Among fungi, including mushrooms and molds, there exists a wide range of yeast species that do not produce mycelium but instead grow as single cells through the processes of budding and division.


Source: University of Tsukuba

Apochrysa matsumurae: a species of green lacewing (Photo by DEGAWA Yousuke on the campus of the University of Tsukuba on November 21, 2016)

Because yeasts multiply unicellularly, they are well suited to a liquid environment containing nutrients, and a wide variety is obtained from sap, nectar, sludge, and other sources.The gut of insects is also a treasure trove of yeast.

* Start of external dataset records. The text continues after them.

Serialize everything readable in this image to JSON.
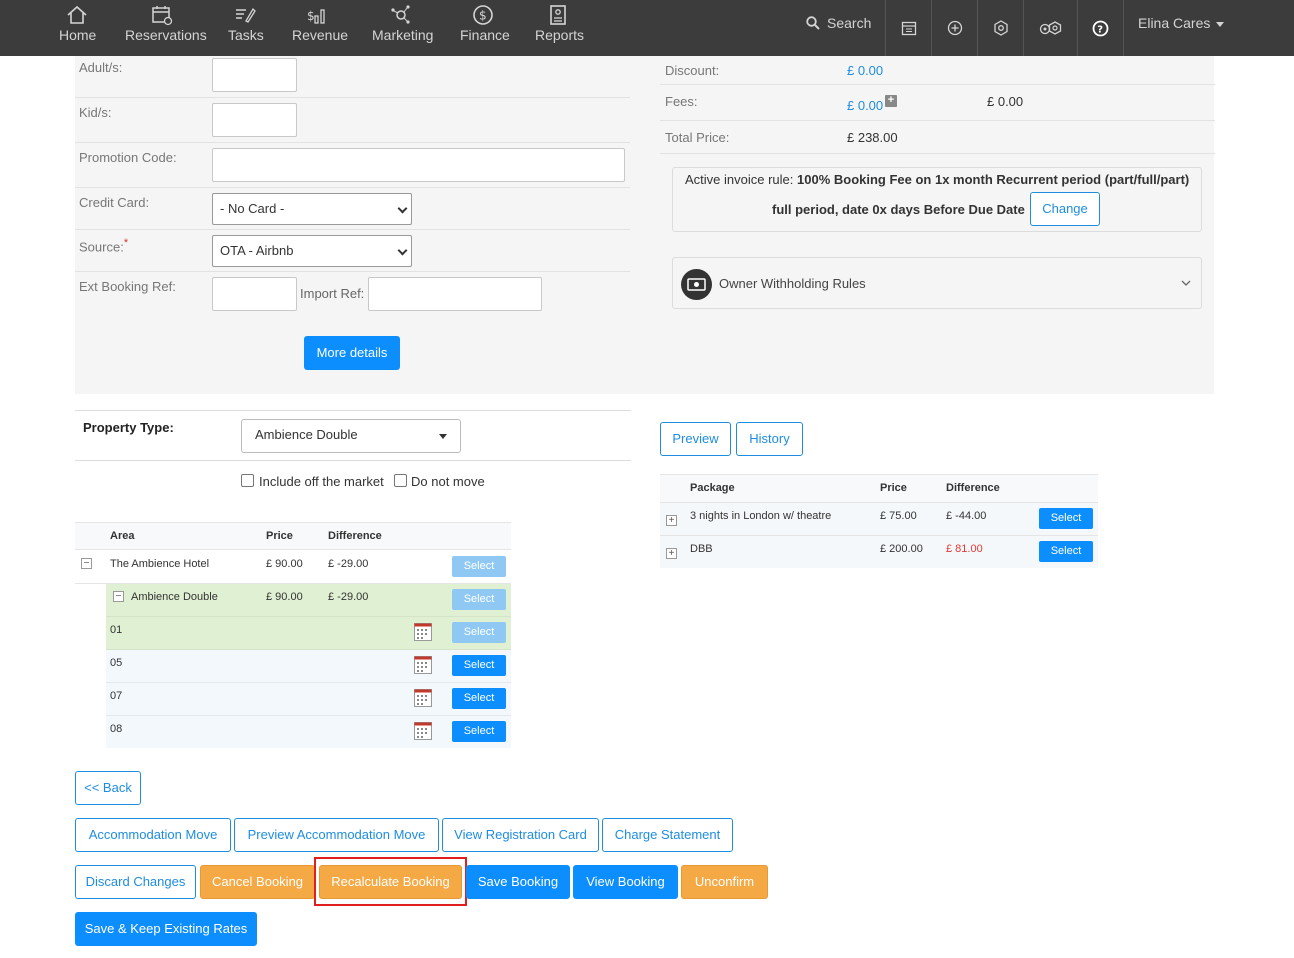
{
  "nav": {
    "items": [
      {
        "label": "Home",
        "icon": "home-icon"
      },
      {
        "label": "Reservations",
        "icon": "calendar-icon"
      },
      {
        "label": "Tasks",
        "icon": "tasks-icon"
      },
      {
        "label": "Revenue",
        "icon": "revenue-icon"
      },
      {
        "label": "Marketing",
        "icon": "marketing-icon"
      },
      {
        "label": "Finance",
        "icon": "finance-icon"
      },
      {
        "label": "Reports",
        "icon": "reports-icon"
      }
    ],
    "search_label": "Search",
    "user_name": "Elina Cares"
  },
  "form": {
    "adults_label": "Adult/s:",
    "kids_label": "Kid/s:",
    "promo_label": "Promotion Code:",
    "card_label": "Credit Card:",
    "card_value": "- No Card -",
    "source_label": "Source:",
    "source_required": "*",
    "source_value": "OTA - Airbnb",
    "ext_ref_label": "Ext Booking Ref:",
    "import_ref_label": "Import Ref:",
    "more_details": "More details"
  },
  "pricing": {
    "discount_label": "Discount:",
    "discount_value": "£ 0.00",
    "fees_label": "Fees:",
    "fees_value": "£ 0.00",
    "fees_value2": "£ 0.00",
    "total_label": "Total Price:",
    "total_value": "£ 238.00",
    "rule_prefix": "Active invoice rule:",
    "rule_text_1": "100% Booking Fee on 1x month Recurrent period (part/full/part)",
    "rule_text_2": "full period, date 0x days Before Due Date",
    "change_button": "Change",
    "withholding_label": "Owner Withholding Rules"
  },
  "property": {
    "type_label": "Property Type:",
    "type_value": "Ambience Double",
    "off_market_label": "Include off the market",
    "do_not_move_label": "Do not move"
  },
  "area_table": {
    "headers": [
      "Area",
      "Price",
      "Difference"
    ],
    "select_label": "Select",
    "rows": [
      {
        "name": "The Ambience Hotel",
        "price": "£ 90.00",
        "diff": "£ -29.00"
      },
      {
        "name": "Ambience Double",
        "price": "£ 90.00",
        "diff": "£ -29.00"
      },
      {
        "name": "01"
      },
      {
        "name": "05"
      },
      {
        "name": "07"
      },
      {
        "name": "08"
      }
    ]
  },
  "package_table": {
    "preview_button": "Preview",
    "history_button": "History",
    "headers": [
      "Package",
      "Price",
      "Difference"
    ],
    "select_label": "Select",
    "rows": [
      {
        "name": "3 nights in London w/ theatre",
        "price": "£ 75.00",
        "diff": "£ -44.00"
      },
      {
        "name": "DBB",
        "price": "£ 200.00",
        "diff": "£ 81.00"
      }
    ]
  },
  "actions": {
    "back": "<< Back",
    "accommodation_move": "Accommodation Move",
    "preview_accommodation_move": "Preview Accommodation Move",
    "view_registration_card": "View Registration Card",
    "charge_statement": "Charge Statement",
    "discard_changes": "Discard Changes",
    "cancel_booking": "Cancel Booking",
    "recalculate_booking": "Recalculate Booking",
    "save_booking": "Save Booking",
    "view_booking": "View Booking",
    "unconfirm": "Unconfirm",
    "save_keep_rates": "Save & Keep Existing Rates"
  },
  "colors": {
    "primary": "#0d8eff",
    "outline": "#1e8ddf",
    "warning": "#f4a945",
    "highlight": "#e02020",
    "negative": "#e53935",
    "selected_row": "#e0f0d2"
  }
}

Since the 1970s, yeasts have been detected in the gut of insects belonging to the Chrysopidae family. However, it remains unclear whether yeast is universally present in the entire lacewing family composed of three subfamilies.

Green lacewings

In this study, researchers from the University of Tsukuba collected adult green lacewing insects from the Sugadaira-kogen region of Nagano Prefecture, the University of Tsukuba campus in Ibaraki Prefecture, and the Institute for Nature Study, Tokyo, Japan. They then isolated and cultured yeasts from the insect’s guts to identify and describe their taxonomic affiliations.

A total of 58 green lacewing insects were identified, which belonged to two subfamilies, six genera, and nine species, and yeast could be isolated from all of them. DNA sequence information revealed that all insects belonged to the genus Metschnikowia and can be divided into three lineages (clades I, II, and III).

Of these, clade I contained one undescribed species. Clade II was a completely new lineage and was divided into two species based on morphology and physiology. Clade II was obtained from two subfamilies of the Chrysopidae family, indicating that yeasts are present in a wider range of green lacewing insects than that known previously.

Based on these results, the isolated yeasts were assigned to three new species of the Metschnikowia genus. Owing to their similarity in shape to a musical instrument Biwa (a Japanese lute), they were named after the famous three Biwa, which appears in Noh plays and the Tale of the Heike. The study was published in Antonie van Leeuwenhoek.